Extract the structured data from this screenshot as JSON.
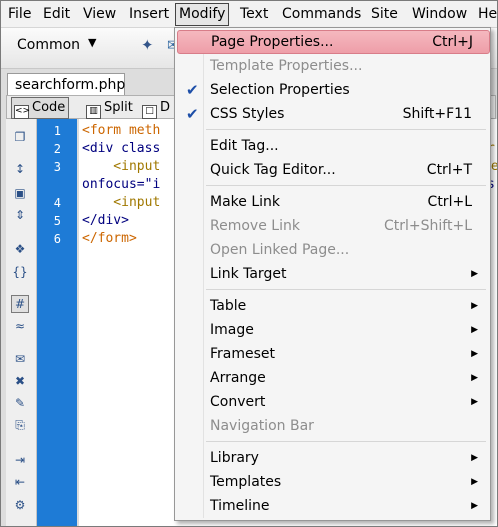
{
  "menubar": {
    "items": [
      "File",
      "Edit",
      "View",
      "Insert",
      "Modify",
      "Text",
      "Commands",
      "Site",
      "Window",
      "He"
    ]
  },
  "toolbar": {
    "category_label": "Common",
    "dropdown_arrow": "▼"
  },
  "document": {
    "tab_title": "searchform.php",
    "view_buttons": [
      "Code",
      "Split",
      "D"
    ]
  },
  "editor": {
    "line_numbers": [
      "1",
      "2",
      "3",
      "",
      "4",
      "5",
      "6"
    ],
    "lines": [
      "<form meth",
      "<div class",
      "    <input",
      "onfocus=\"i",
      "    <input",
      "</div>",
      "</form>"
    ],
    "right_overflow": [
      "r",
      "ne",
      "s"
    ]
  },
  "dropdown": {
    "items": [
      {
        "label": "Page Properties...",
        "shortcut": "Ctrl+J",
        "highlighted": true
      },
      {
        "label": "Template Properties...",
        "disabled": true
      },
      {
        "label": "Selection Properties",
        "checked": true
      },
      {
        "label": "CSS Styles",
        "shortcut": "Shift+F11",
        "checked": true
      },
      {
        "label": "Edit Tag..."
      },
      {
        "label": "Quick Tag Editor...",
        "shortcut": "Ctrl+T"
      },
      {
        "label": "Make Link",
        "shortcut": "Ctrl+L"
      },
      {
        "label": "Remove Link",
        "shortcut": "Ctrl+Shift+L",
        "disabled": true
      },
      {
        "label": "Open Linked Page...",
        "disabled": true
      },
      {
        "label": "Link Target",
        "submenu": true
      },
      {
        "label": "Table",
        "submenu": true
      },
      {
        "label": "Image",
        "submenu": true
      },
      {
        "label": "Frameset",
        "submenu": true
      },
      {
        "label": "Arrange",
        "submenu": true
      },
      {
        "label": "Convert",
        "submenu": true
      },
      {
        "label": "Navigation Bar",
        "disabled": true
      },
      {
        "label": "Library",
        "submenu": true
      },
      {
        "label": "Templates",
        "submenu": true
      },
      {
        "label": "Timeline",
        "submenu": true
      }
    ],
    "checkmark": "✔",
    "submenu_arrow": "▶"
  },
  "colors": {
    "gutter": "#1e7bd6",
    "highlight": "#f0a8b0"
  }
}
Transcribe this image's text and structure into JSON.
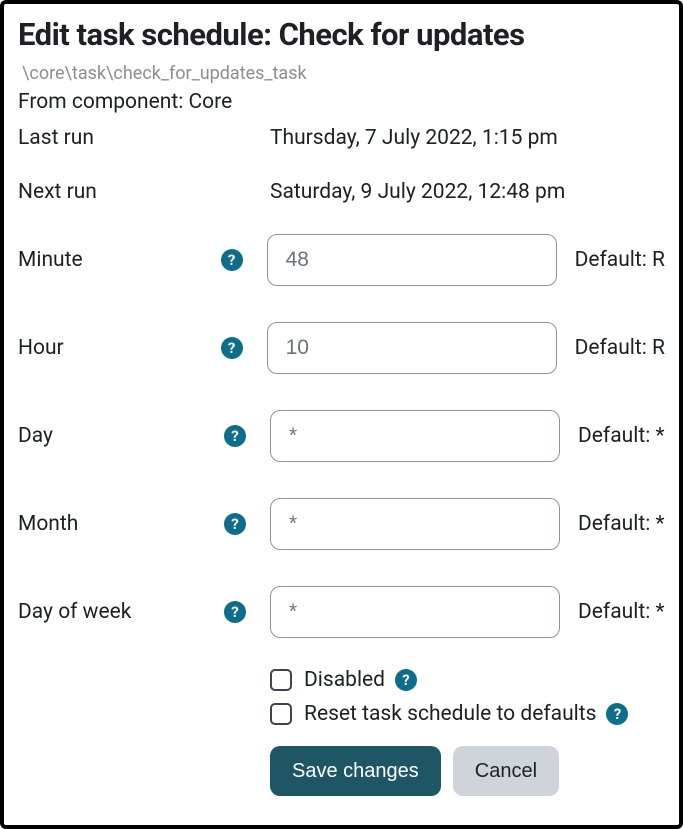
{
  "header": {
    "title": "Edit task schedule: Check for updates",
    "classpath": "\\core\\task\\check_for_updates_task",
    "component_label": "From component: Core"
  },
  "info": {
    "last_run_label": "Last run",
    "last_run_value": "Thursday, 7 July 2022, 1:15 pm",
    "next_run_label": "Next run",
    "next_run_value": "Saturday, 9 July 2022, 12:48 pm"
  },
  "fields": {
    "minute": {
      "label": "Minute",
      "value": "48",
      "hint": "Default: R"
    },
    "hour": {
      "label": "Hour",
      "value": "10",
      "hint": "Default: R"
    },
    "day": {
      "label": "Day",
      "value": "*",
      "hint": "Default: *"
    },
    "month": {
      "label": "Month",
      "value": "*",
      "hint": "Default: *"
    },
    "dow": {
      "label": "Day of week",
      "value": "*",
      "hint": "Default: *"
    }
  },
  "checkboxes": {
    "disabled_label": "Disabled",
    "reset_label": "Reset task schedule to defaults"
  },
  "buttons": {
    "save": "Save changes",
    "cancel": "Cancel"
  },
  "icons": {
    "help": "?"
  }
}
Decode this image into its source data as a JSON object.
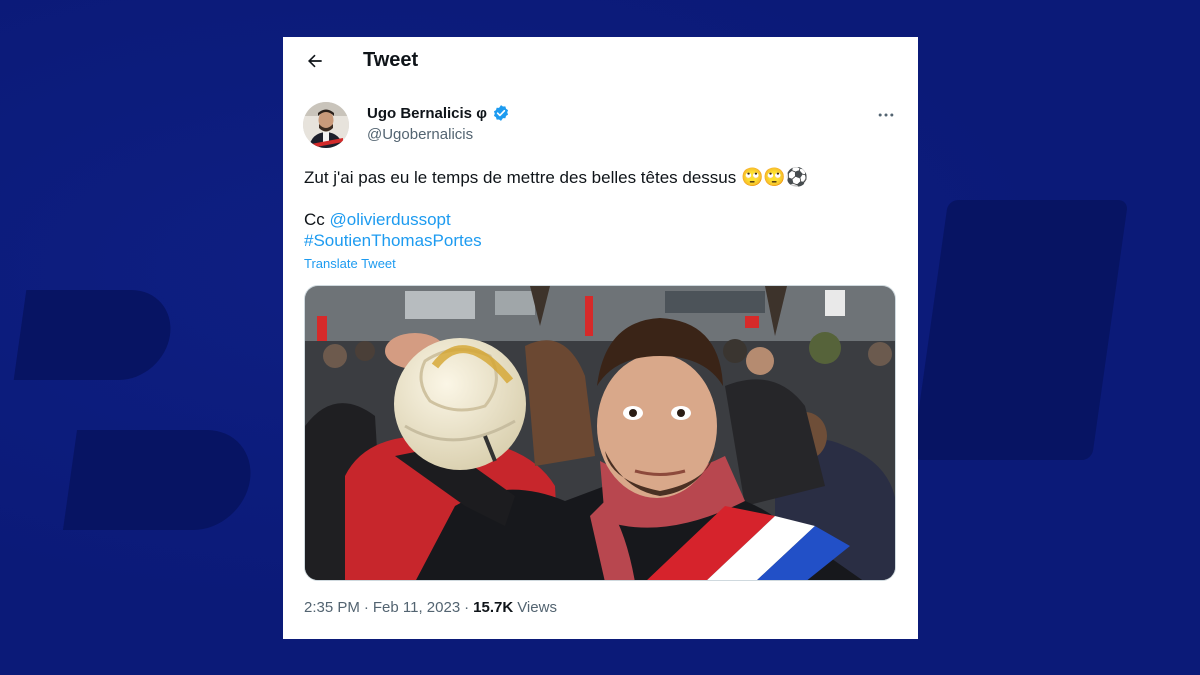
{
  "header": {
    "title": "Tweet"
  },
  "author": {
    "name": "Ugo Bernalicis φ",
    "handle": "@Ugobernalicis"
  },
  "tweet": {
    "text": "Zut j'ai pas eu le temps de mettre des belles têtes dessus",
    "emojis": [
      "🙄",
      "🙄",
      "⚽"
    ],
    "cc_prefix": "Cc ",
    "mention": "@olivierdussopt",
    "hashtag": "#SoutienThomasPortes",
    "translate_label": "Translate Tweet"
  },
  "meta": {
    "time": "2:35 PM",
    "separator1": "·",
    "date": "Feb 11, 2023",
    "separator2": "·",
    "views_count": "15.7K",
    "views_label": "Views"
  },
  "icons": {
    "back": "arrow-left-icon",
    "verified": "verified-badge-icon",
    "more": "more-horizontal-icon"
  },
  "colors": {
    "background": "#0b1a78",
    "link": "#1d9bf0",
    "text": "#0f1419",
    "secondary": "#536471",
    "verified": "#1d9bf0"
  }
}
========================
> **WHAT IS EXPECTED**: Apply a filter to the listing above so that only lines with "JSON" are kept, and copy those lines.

> **ANSWER SECTION**:
Extract the structured data from this screenshot as JSON.
Transcribe this image's text and structure into JSON.
Decode this image into its source data as a JSON object.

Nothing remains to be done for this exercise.